in scam emails, calls and texts which seek to exploit the coronavirus crisis and it is
the elderly and vulnerable in our society who are being targeted.

Most are isolated at home and may well be doing more online than they normally
would to maintain contact with the outside world. Moreover, they might also be lonely
and willing to talk to anyone on the telephone.

We are aware that fraudsters are quite literally cashing in on this situation, but there
are tell-tale signs which they should be aware of. These people will come across as
very pleasant and plausible, but, given the extraordinary times we currently face,
they’ll chance their arm to exploit any disruption or changes of circumstances.
People need to stay extra vigilant to stop the fraudsters winning!

One popular scam is a phone call or email from someone claiming to be from
HMRC.

They may claim that financial help is available or that the person is owed a tax
refund and in order to access this, there is a demand to provide personal information
such as your name, credit card or bank details over the phone or via a link. HMRC,
banks and other legitimate businesses will never contact individuals out of the blue
to ask for these details. It is important that no one ever responds to these requests.
The best way to protect yourself from fraudsters is to be aware of their latest scam
tactics and take time when deciding whether to respond. Think long and hard. Never
be pressured into doing anything quickly before you have had time to check that the
‘enquiry’ legitimate.

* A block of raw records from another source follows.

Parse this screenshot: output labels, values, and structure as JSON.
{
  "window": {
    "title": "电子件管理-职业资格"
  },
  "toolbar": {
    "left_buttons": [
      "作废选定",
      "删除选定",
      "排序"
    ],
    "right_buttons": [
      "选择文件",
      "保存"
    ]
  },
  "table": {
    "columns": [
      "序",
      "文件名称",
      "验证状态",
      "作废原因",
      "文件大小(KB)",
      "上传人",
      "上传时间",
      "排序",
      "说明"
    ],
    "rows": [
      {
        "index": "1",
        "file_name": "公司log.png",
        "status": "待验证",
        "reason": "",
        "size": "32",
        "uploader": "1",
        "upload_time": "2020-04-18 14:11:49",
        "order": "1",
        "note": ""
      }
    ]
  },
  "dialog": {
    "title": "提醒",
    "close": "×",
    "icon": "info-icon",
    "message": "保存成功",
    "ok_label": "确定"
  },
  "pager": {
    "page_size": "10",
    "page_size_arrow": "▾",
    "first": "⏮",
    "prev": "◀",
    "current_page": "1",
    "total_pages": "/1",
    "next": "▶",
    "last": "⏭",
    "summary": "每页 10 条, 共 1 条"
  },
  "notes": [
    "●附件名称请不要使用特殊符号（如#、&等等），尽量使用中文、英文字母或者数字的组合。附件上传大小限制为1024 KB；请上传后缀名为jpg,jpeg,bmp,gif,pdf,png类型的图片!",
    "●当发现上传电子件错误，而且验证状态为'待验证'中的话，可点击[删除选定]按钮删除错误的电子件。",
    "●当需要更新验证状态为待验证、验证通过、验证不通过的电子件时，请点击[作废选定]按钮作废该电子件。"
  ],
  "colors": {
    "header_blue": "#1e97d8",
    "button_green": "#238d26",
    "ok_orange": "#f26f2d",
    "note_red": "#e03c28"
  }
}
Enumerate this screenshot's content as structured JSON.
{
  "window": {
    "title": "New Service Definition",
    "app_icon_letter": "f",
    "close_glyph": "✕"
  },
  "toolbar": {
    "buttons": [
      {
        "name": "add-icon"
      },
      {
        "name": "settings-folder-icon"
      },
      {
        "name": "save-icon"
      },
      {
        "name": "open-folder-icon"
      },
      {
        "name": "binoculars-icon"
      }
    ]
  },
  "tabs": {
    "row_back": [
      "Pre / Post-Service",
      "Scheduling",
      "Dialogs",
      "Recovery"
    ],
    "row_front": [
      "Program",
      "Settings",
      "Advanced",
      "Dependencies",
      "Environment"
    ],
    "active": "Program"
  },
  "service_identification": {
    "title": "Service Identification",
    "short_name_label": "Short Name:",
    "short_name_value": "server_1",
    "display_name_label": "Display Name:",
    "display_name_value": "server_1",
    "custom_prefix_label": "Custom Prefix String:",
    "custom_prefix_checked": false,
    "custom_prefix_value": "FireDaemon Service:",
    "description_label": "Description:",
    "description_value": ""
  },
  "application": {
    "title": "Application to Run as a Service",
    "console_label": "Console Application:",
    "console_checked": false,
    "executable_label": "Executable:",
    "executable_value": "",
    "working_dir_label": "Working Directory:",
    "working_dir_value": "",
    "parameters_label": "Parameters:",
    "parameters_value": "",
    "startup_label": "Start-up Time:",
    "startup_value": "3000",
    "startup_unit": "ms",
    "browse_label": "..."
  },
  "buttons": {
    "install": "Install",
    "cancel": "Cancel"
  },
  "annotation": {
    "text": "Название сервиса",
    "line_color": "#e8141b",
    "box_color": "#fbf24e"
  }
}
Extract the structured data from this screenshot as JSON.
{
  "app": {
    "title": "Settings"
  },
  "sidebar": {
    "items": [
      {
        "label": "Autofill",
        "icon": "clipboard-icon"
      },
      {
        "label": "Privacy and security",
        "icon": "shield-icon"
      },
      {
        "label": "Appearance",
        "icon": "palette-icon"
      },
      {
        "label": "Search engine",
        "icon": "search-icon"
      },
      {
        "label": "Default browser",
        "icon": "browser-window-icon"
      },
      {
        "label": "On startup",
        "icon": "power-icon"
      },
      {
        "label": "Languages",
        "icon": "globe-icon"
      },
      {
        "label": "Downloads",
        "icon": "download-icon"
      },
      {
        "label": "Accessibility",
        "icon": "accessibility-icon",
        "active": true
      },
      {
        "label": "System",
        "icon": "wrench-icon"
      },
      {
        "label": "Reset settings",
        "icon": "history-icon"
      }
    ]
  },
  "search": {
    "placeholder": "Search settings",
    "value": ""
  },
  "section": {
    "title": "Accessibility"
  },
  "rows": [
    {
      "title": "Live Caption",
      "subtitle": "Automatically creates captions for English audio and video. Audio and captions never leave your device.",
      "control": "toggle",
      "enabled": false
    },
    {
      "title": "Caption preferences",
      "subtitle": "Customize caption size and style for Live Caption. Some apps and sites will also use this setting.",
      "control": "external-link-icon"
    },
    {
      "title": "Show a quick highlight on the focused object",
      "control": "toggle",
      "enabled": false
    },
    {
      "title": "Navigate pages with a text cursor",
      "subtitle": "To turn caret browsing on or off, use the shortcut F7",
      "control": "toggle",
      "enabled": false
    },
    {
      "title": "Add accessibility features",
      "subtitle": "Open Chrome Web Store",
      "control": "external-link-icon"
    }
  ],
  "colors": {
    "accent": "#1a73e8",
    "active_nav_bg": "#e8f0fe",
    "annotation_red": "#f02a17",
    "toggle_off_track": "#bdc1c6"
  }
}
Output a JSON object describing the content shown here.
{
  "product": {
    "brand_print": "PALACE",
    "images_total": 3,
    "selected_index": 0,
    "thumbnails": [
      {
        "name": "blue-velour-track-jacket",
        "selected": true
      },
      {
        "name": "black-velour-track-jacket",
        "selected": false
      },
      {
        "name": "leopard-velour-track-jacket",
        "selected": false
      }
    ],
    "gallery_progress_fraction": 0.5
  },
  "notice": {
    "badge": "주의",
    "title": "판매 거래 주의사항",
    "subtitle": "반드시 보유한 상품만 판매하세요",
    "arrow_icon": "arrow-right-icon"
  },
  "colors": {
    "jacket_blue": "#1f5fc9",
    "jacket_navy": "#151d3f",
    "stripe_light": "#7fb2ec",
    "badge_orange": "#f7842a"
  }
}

The Financial Conduct Authority has a “Scamsmart” page which will point out what to
look out for and how to report a scam.
 
Furthermore, if you are a carer or have dealings with looking after elderly
neighbours or relatives who may be at an increased risk, have a word with them
about remaining alert and consider getting advice on increasing the protection of any
email, social media or telephone accounts to stop scammers reaching them. With
the appropriate know-how, they can all be blocked.

Take care out there!

For advice on the issues raised in this article, contact Margaret Ross on 07754 364254.

Comment

Senior Associate and Chartered Tax Adviser

Margaret Ross